As the United States fights the novel coronavirus pandemic, students around the country have been forced to balance surviving a global crisis and navigating a world in which remote learning raises more questions than answers. Many have been forced to vacate the college campuses they called home, and may now be juggling coursework with family responsibilities, unstable or unsafe home environments, and a significant loss of income and resources.
The CARES Act, which Congress passed on March 27, included students as beneficiaries of its $2 trillion price tag: Specifically, the bill set aside $6 billion, or 0.3 percent of the pot, for higher education students — and the bill says nothing about students' documentation status. "An institution of higher education may reserve any amount of an institution’s allocation ... for a fiscal year to award ... emergency financial aid grants to assist undergraduate or graduate students for unexpected expenses and unmet financial need as the result of a qualifying emergency," the text reads. But a new mandate under Education Secretary Betsy DeVos now bars undocumented students and non-permanent residents from the assistance they may need.
As POLITICO first reported, the Department of Education released new guidelines for funding eligibility on Tuesday (April 21) that restrict emergency funding to "students who are or could be eligible to participate in programs under Section 484 in Title IV of the Higher Education Act of 1965, as amended (HEA)," which broadly means only students who can apply for the Free Application For Federal Student Aid (FAFSA); notably, the CARES Act does not once mention FAFSA or any related criteria. "The criteria to participate in programs under Section 484 of the HEA include but are not limited to the following: U.S. citizenship or eligible noncitizen; a valid Social Security number; registration with Selective Service (if the student is male); and a high school diploma, GED, or completion of high school in an approved homeschool setting," the guideline says.
In a statement provided to Politico, Education Department spokesperson Liz Hill said, "The CARES Act makes clear that this taxpayer-funded relief fund should be targeted to U.S. citizens, which is consistently echoed throughout the law." The Act mentions citizenship insofar as stipulating which individuals are eligible for the one-time $1,200 checks, and that only people with "nonresident alien" status are not eligible. That includes undocumented people, who are more likely to be in need at this time.
The immigration advocacy group United We Dream called the new provision "callous" and called for reform in future relief packages. "Colleges and universities must find ways to allocate funds to assist their undocumented students as they deal with the ramifications of COVID-19," Advocacy Director Sanaa Abrar said. "Every single relief package being discussed in Congress, must include both the health care and financial assistance immigrant communities need, especially as the Trump administration continues to attack and scapegoat our communities amidst a pandemic."

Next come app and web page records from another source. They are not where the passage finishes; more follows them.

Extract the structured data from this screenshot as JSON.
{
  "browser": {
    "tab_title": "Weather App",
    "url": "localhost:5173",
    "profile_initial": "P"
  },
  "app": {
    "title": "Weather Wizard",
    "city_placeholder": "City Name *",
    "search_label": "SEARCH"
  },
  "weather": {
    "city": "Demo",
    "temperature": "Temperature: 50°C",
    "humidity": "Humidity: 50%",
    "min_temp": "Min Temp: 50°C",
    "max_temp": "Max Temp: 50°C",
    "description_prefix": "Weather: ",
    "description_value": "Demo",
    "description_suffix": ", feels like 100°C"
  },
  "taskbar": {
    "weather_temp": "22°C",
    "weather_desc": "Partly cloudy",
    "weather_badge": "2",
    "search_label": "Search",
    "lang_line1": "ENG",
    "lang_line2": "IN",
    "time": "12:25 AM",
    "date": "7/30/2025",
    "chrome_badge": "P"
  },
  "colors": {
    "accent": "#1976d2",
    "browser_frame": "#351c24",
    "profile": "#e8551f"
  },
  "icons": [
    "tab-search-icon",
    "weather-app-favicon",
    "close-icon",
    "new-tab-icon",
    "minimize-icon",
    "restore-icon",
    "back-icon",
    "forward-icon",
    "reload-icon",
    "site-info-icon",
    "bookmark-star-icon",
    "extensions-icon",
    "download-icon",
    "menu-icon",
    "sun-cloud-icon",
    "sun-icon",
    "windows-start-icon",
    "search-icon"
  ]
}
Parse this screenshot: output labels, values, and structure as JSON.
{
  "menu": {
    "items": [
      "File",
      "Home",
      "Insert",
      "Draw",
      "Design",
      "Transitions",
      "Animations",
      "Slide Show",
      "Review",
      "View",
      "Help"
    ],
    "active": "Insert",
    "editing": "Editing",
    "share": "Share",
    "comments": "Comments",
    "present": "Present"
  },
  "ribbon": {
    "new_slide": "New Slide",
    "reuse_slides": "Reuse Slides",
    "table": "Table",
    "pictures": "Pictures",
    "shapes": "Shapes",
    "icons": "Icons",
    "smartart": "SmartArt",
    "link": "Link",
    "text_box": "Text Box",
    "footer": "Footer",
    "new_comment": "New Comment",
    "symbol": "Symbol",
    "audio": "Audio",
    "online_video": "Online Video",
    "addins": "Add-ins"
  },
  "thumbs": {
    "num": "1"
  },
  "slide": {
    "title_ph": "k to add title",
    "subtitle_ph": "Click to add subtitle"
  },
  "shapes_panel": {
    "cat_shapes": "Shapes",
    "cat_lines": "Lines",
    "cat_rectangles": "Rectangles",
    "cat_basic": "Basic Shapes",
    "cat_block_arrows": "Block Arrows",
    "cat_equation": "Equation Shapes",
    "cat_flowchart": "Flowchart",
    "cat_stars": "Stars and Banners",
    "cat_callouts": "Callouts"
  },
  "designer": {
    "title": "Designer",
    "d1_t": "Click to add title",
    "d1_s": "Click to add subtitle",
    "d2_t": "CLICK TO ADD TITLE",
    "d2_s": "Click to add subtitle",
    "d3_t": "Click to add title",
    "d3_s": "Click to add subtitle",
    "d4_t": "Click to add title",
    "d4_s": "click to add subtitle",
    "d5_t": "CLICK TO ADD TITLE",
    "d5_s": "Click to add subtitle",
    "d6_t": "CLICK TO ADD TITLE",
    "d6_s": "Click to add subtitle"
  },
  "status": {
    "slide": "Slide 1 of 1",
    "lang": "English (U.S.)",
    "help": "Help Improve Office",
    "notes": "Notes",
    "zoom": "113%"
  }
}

According to an April report by New American Economy, an estimated 454,000 students currently attending U.S. colleges and universities are undocumented. These numbers can be hard to parse because many students fear that disclosing their status could result in detention or deportation. The Deferred Action for Childhood Arrivals program protects an estimated 700,000 young people; the Supreme Court is currently deliberating a case that could significantly impact protections for those young people.
"DACA allows me to work, and with a health crisis and the uncertainty of an upcoming DACA Supreme Court ruling, my family could lose their only source of income," Luz Chavez Gonzales, a DACA recipient and a student at Trinity Washington University, said via United We Dream. "Congress gave these funds to colleges and universities to help students like me and help alleviate some of these stressors, but time and time again this administration has proven their callousness for the undocumented community. It’s important for colleges and universities to step in where the federal government has failed us by committing to help all students, regardless of immigration status."